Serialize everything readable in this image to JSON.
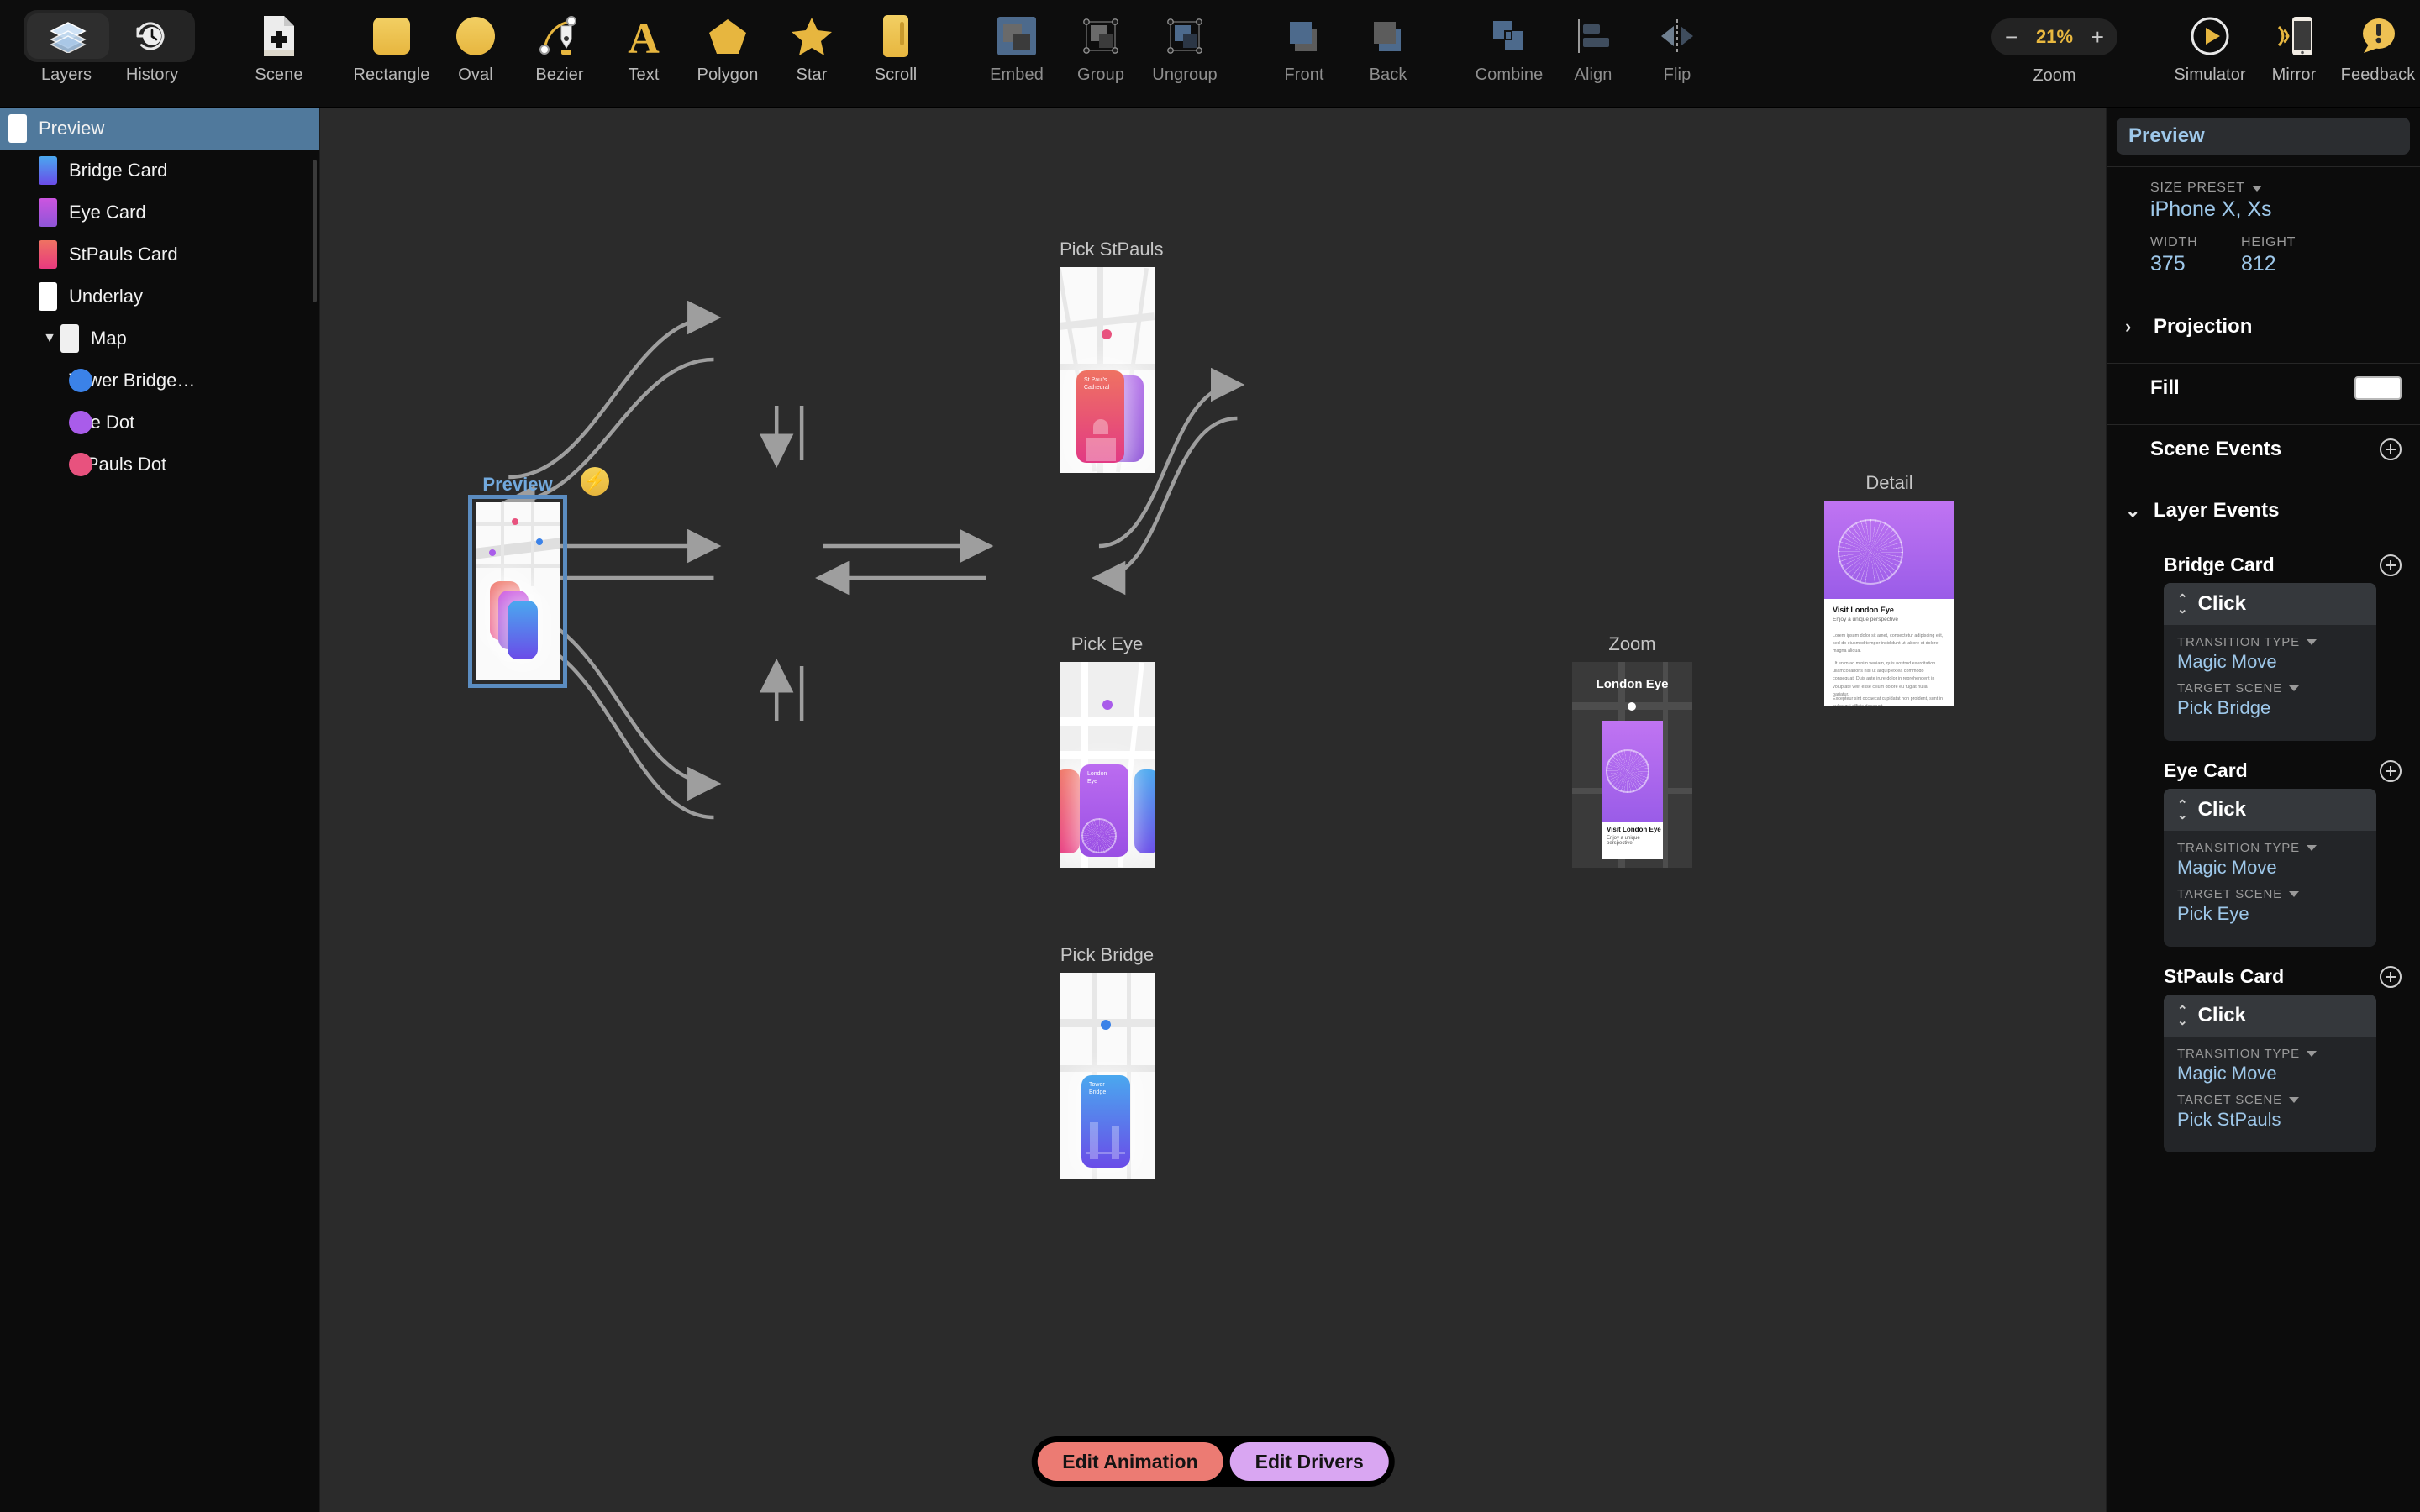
{
  "toolbar": {
    "left_segment": [
      {
        "label": "Layers",
        "icon": "layers-icon",
        "active": true
      },
      {
        "label": "History",
        "icon": "history-clock-icon",
        "active": false
      }
    ],
    "scene": {
      "label": "Scene",
      "icon": "new-scene-icon"
    },
    "shapes": [
      {
        "label": "Rectangle",
        "icon": "rectangle-icon"
      },
      {
        "label": "Oval",
        "icon": "oval-icon"
      },
      {
        "label": "Bezier",
        "icon": "bezier-pen-icon"
      },
      {
        "label": "Text",
        "icon": "text-icon"
      },
      {
        "label": "Polygon",
        "icon": "polygon-icon"
      },
      {
        "label": "Star",
        "icon": "star-icon"
      },
      {
        "label": "Scroll",
        "icon": "scroll-icon"
      }
    ],
    "grouping": [
      {
        "label": "Embed",
        "icon": "embed-icon"
      },
      {
        "label": "Group",
        "icon": "group-icon"
      },
      {
        "label": "Ungroup",
        "icon": "ungroup-icon"
      }
    ],
    "arrange": [
      {
        "label": "Front",
        "icon": "bring-front-icon"
      },
      {
        "label": "Back",
        "icon": "send-back-icon"
      }
    ],
    "ops": [
      {
        "label": "Combine",
        "icon": "combine-icon"
      },
      {
        "label": "Align",
        "icon": "align-icon"
      },
      {
        "label": "Flip",
        "icon": "flip-icon"
      }
    ],
    "zoom": {
      "label": "Zoom",
      "value": "21%",
      "minus": "−",
      "plus": "+"
    },
    "right": [
      {
        "label": "Simulator",
        "icon": "play-circle-icon"
      },
      {
        "label": "Mirror",
        "icon": "phone-mirror-icon"
      },
      {
        "label": "Feedback",
        "icon": "feedback-bubble-icon"
      }
    ]
  },
  "sidebar": {
    "layers": [
      {
        "name": "Preview",
        "indent": 0,
        "selected": true,
        "thumb": "white",
        "twisty": ""
      },
      {
        "name": "Bridge Card",
        "indent": 1,
        "selected": false,
        "thumb": "blue",
        "twisty": ""
      },
      {
        "name": "Eye Card",
        "indent": 1,
        "selected": false,
        "thumb": "purple",
        "twisty": ""
      },
      {
        "name": "StPauls Card",
        "indent": 1,
        "selected": false,
        "thumb": "red",
        "twisty": ""
      },
      {
        "name": "Underlay",
        "indent": 1,
        "selected": false,
        "thumb": "white",
        "twisty": ""
      },
      {
        "name": "Map",
        "indent": 1,
        "selected": false,
        "thumb": "map",
        "twisty": "▼"
      },
      {
        "name": "Tower Bridge…",
        "indent": 2,
        "selected": false,
        "thumb": "dot-blue",
        "twisty": ""
      },
      {
        "name": "Eye Dot",
        "indent": 2,
        "selected": false,
        "thumb": "dot-purple",
        "twisty": ""
      },
      {
        "name": "StPauls Dot",
        "indent": 2,
        "selected": false,
        "thumb": "dot-pink",
        "twisty": ""
      }
    ]
  },
  "canvas": {
    "boards": [
      {
        "id": "pick-stpauls",
        "caption": "Pick StPauls",
        "selected": false
      },
      {
        "id": "preview",
        "caption": "Preview",
        "selected": true
      },
      {
        "id": "pick-eye",
        "caption": "Pick Eye",
        "selected": false
      },
      {
        "id": "pick-bridge",
        "caption": "Pick Bridge",
        "selected": false
      },
      {
        "id": "zoom",
        "caption": "Zoom",
        "selected": false
      },
      {
        "id": "detail",
        "caption": "Detail",
        "selected": false
      }
    ],
    "cards": {
      "stpauls_title": "St Paul's\nCathedral",
      "eye_title": "London\nEye",
      "bridge_title": "Tower\nBridge",
      "zoom_header": "London Eye",
      "cta_title": "Visit London Eye",
      "cta_sub": "Enjoy a unique perspective",
      "detail_p1": "Lorem ipsum dolor sit amet, consectetur adipiscing elit, sed do eiusmod tempor incididunt ut labore et dolore magna aliqua.",
      "detail_p2": "Ut enim ad minim veniam, quis nostrud exercitation ullamco laboris nisi ut aliquip ex ea commodo consequat. Duis aute irure dolor in reprehenderit in voluptate velit esse cillum dolore eu fugiat nulla pariatur.",
      "detail_p3": "Excepteur sint occaecat cupidatat non proident, sunt in culpa qui officia deserunt"
    },
    "bottom_buttons": [
      {
        "label": "Edit Animation",
        "color": "#ec7b73"
      },
      {
        "label": "Edit Drivers",
        "color": "#d9a6f2"
      }
    ]
  },
  "inspector": {
    "title": "Preview",
    "size_preset_label": "SIZE PRESET",
    "size_preset_value": "iPhone X, Xs",
    "width_label": "WIDTH",
    "width_value": "375",
    "height_label": "HEIGHT",
    "height_value": "812",
    "projection_label": "Projection",
    "fill_label": "Fill",
    "fill_color": "#ffffff",
    "scene_events_label": "Scene Events",
    "layer_events_label": "Layer Events",
    "layer_events": [
      {
        "layer": "Bridge Card",
        "event": "Click",
        "transition_label": "TRANSITION TYPE",
        "transition_value": "Magic Move",
        "target_label": "TARGET SCENE",
        "target_value": "Pick Bridge"
      },
      {
        "layer": "Eye Card",
        "event": "Click",
        "transition_label": "TRANSITION TYPE",
        "transition_value": "Magic Move",
        "target_label": "TARGET SCENE",
        "target_value": "Pick Eye"
      },
      {
        "layer": "StPauls Card",
        "event": "Click",
        "transition_label": "TRANSITION TYPE",
        "transition_value": "Magic Move",
        "target_label": "TARGET SCENE",
        "target_value": "Pick StPauls"
      }
    ]
  },
  "colors": {
    "accent_blue": "#9ec8ea",
    "selection_blue": "#50799c",
    "yellow": "#e9b83f",
    "pink": "#e8527e",
    "purple": "#a95cea",
    "blue_dot": "#3b82e8"
  }
}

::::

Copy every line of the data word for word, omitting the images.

*Task answer:*
Serialize everything readable in this image to JSON.
{
  "toolbar": {
    "left_segment": [
      {
        "label": "Layers",
        "icon": "layers-icon",
        "active": true
      },
      {
        "label": "History",
        "icon": "history-clock-icon",
        "active": false
      }
    ],
    "scene": {
      "label": "Scene",
      "icon": "new-scene-icon"
    },
    "shapes": [
      {
        "label": "Rectangle",
        "icon": "rectangle-icon"
      },
      {
        "label": "Oval",
        "icon": "oval-icon"
      },
      {
        "label": "Bezier",
        "icon": "bezier-pen-icon"
      },
      {
        "label": "Text",
        "icon": "text-icon"
      },
      {
        "label": "Polygon",
        "icon": "polygon-icon"
      },
      {
        "label": "Star",
        "icon": "star-icon"
      },
      {
        "label": "Scroll",
        "icon": "scroll-icon"
      }
    ],
    "grouping": [
      {
        "label": "Embed",
        "icon": "embed-icon"
      },
      {
        "label": "Group",
        "icon": "group-icon"
      },
      {
        "label": "Ungroup",
        "icon": "ungroup-icon"
      }
    ],
    "arrange": [
      {
        "label": "Front",
        "icon": "bring-front-icon"
      },
      {
        "label": "Back",
        "icon": "send-back-icon"
      }
    ],
    "ops": [
      {
        "label": "Combine",
        "icon": "combine-icon"
      },
      {
        "label": "Align",
        "icon": "align-icon"
      },
      {
        "label": "Flip",
        "icon": "flip-icon"
      }
    ],
    "zoom": {
      "label": "Zoom",
      "value": "21%",
      "minus": "−",
      "plus": "+"
    },
    "right": [
      {
        "label": "Simulator",
        "icon": "play-circle-icon"
      },
      {
        "label": "Mirror",
        "icon": "phone-mirror-icon"
      },
      {
        "label": "Feedback",
        "icon": "feedback-bubble-icon"
      }
    ]
  },
  "sidebar": {
    "layers": [
      {
        "name": "Preview",
        "indent": 0,
        "selected": true,
        "thumb": "white",
        "twisty": ""
      },
      {
        "name": "Bridge Card",
        "indent": 1,
        "selected": false,
        "thumb": "blue",
        "twisty": ""
      },
      {
        "name": "Eye Card",
        "indent": 1,
        "selected": false,
        "thumb": "purple",
        "twisty": ""
      },
      {
        "name": "StPauls Card",
        "indent": 1,
        "selected": false,
        "thumb": "red",
        "twisty": ""
      },
      {
        "name": "Underlay",
        "indent": 1,
        "selected": false,
        "thumb": "white",
        "twisty": ""
      },
      {
        "name": "Map",
        "indent": 1,
        "selected": false,
        "thumb": "map",
        "twisty": "▼"
      },
      {
        "name": "Tower Bridge…",
        "indent": 2,
        "selected": false,
        "thumb": "dot-blue",
        "twisty": ""
      },
      {
        "name": "Eye Dot",
        "indent": 2,
        "selected": false,
        "thumb": "dot-purple",
        "twisty": ""
      },
      {
        "name": "StPauls Dot",
        "indent": 2,
        "selected": false,
        "thumb": "dot-pink",
        "twisty": ""
      }
    ]
  },
  "canvas": {
    "boards": [
      {
        "id": "pick-stpauls",
        "caption": "Pick StPauls",
        "selected": false
      },
      {
        "id": "preview",
        "caption": "Preview",
        "selected": true
      },
      {
        "id": "pick-eye",
        "caption": "Pick Eye",
        "selected": false
      },
      {
        "id": "pick-bridge",
        "caption": "Pick Bridge",
        "selected": false
      },
      {
        "id": "zoom",
        "caption": "Zoom",
        "selected": false
      },
      {
        "id": "detail",
        "caption": "Detail",
        "selected": false
      }
    ],
    "cards": {
      "stpauls_title": "St Paul's\nCathedral",
      "eye_title": "London\nEye",
      "bridge_title": "Tower\nBridge",
      "zoom_header": "London Eye",
      "cta_title": "Visit London Eye",
      "cta_sub": "Enjoy a unique perspective",
      "detail_p1": "Lorem ipsum dolor sit amet, consectetur adipiscing elit, sed do eiusmod tempor incididunt ut labore et dolore magna aliqua.",
      "detail_p2": "Ut enim ad minim veniam, quis nostrud exercitation ullamco laboris nisi ut aliquip ex ea commodo consequat. Duis aute irure dolor in reprehenderit in voluptate velit esse cillum dolore eu fugiat nulla pariatur.",
      "detail_p3": "Excepteur sint occaecat cupidatat non proident, sunt in culpa qui officia deserunt"
    },
    "bottom_buttons": [
      {
        "label": "Edit Animation",
        "color": "#ec7b73"
      },
      {
        "label": "Edit Drivers",
        "color": "#d9a6f2"
      }
    ]
  },
  "inspector": {
    "title": "Preview",
    "size_preset_label": "SIZE PRESET",
    "size_preset_value": "iPhone X, Xs",
    "width_label": "WIDTH",
    "width_value": "375",
    "height_label": "HEIGHT",
    "height_value": "812",
    "projection_label": "Projection",
    "fill_label": "Fill",
    "fill_color": "#ffffff",
    "scene_events_label": "Scene Events",
    "layer_events_label": "Layer Events",
    "layer_events": [
      {
        "layer": "Bridge Card",
        "event": "Click",
        "transition_label": "TRANSITION TYPE",
        "transition_value": "Magic Move",
        "target_label": "TARGET SCENE",
        "target_value": "Pick Bridge"
      },
      {
        "layer": "Eye Card",
        "event": "Click",
        "transition_label": "TRANSITION TYPE",
        "transition_value": "Magic Move",
        "target_label": "TARGET SCENE",
        "target_value": "Pick Eye"
      },
      {
        "layer": "StPauls Card",
        "event": "Click",
        "transition_label": "TRANSITION TYPE",
        "transition_value": "Magic Move",
        "target_label": "TARGET SCENE",
        "target_value": "Pick StPauls"
      }
    ]
  },
  "colors": {
    "accent_blue": "#9ec8ea",
    "selection_blue": "#50799c",
    "yellow": "#e9b83f",
    "pink": "#e8527e",
    "purple": "#a95cea",
    "blue_dot": "#3b82e8"
  }
}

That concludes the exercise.